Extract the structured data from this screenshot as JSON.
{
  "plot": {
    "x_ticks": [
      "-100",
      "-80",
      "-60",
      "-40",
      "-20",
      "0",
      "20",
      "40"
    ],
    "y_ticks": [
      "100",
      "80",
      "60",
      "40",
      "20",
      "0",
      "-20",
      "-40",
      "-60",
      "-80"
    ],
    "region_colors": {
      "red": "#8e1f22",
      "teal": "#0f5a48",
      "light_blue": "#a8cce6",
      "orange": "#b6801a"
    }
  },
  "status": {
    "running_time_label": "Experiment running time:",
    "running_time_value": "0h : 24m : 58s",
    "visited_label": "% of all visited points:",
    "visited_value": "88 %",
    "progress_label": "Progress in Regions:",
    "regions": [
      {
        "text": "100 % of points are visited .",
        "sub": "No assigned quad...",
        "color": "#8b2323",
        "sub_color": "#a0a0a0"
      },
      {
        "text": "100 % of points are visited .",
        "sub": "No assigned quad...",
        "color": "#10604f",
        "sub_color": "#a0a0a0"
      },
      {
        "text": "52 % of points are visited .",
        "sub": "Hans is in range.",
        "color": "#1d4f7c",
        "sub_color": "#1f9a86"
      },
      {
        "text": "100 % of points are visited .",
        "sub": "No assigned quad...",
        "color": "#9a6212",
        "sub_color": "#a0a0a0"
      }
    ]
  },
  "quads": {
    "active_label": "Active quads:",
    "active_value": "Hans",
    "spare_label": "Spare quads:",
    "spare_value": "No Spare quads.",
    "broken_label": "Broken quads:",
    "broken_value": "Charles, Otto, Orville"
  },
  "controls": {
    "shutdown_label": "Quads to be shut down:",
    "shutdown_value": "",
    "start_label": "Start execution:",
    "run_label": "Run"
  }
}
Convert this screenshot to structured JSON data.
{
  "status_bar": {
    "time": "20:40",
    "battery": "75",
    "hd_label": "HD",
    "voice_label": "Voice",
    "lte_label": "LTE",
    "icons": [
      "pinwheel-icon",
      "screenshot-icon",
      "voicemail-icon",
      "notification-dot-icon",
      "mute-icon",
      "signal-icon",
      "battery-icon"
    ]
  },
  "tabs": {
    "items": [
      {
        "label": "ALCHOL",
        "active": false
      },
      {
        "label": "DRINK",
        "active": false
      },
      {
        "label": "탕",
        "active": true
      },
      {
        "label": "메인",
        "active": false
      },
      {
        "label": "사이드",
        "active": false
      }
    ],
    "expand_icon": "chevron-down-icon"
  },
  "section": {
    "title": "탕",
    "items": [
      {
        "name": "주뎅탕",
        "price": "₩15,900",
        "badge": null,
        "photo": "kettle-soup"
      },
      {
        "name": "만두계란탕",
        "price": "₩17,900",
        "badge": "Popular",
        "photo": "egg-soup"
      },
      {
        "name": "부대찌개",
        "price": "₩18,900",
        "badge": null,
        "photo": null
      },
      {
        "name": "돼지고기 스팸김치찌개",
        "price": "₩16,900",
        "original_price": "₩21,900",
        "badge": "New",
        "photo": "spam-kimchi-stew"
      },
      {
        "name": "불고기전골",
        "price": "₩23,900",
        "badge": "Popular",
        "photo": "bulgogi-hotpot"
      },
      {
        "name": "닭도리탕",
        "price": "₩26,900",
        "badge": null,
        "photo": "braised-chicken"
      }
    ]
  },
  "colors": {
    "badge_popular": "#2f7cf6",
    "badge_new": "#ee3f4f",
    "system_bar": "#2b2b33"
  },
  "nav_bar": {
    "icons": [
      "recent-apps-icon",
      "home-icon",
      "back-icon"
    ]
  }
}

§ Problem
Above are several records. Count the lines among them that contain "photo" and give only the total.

§ Task result
6